Artist illustration of an aerial view of the Transonic Truss-Braced Wing aircraft in flight above a forest of green trees.
NASA is expanding research to lead the nation to a sustainable, net-zero carbon emissions aviation future.
NASA / Scott Anders / Lillian Gipson / Rich Wahls

NASA Aeronautics has always been about improving aviation efficiency and safety, while reducing noise, fuel use and harmful emissions.
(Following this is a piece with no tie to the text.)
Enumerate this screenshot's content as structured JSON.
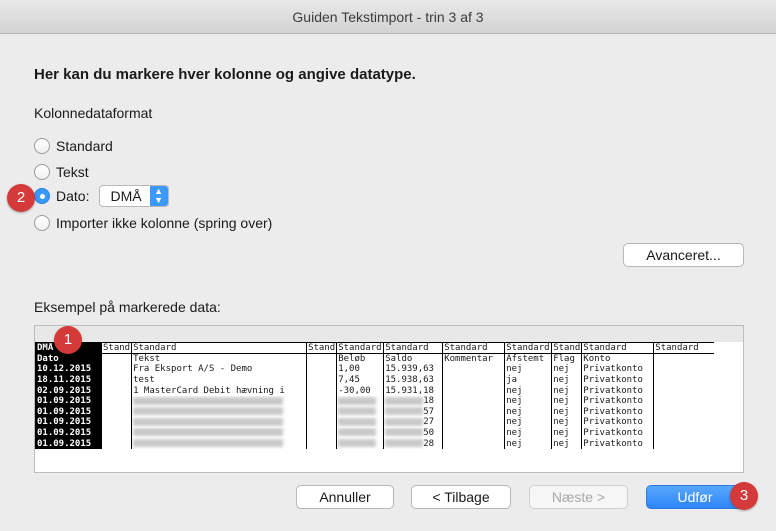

For decades, our NASA-developed technologies have contributed to making aviation more sustainable – environmentally and economically.

Now we are expanding research for sustainable aviation by developing and testing new green technologies for next-generation aircraft, new automation tools for greener and safer airspace operations, and new sustainable energy options for aircraft propulsion.

We’re partnering with industry, academia and other agencies through our Sustainable Flight National Partnership to accomplish aviation’s aggressive climate change agenda – by 2050 reduce aviation carbon emissions by half compared to 2005, and achieve net-zero emissions by 2060.

During the next ten years we’ll demonstrate first-ever high-power hybrid-electric propulsion on a large transport aircraft, ultra-high efficiency long and slender aircraft wings, new large-scale manufacturing techniques of composite materials, and advanced engine technologies based on breakthrough NASA innovation.

In partnership with the Federal Aviation Administration and airlines, we’ll also pioneer new air traffic management automation tools that safely and reliably put future aircraft on flight paths optimized for minimal environmental impact.

Artist concept of the Transonic Truss-Braced Wing aircraft in flight over a forest of trees.
NASA will demonstrate high-risk, high-payoff technology advancements critical for U.S. aerospace manufacturers to bring to market innovative, cost-effective, and sustainable products and services demanded by airlines and customers.
Vehicle image created by Scott Anders, Rich Wahls and Lillian Gipson; Forest Imagery franckreporter, E+, GettyImages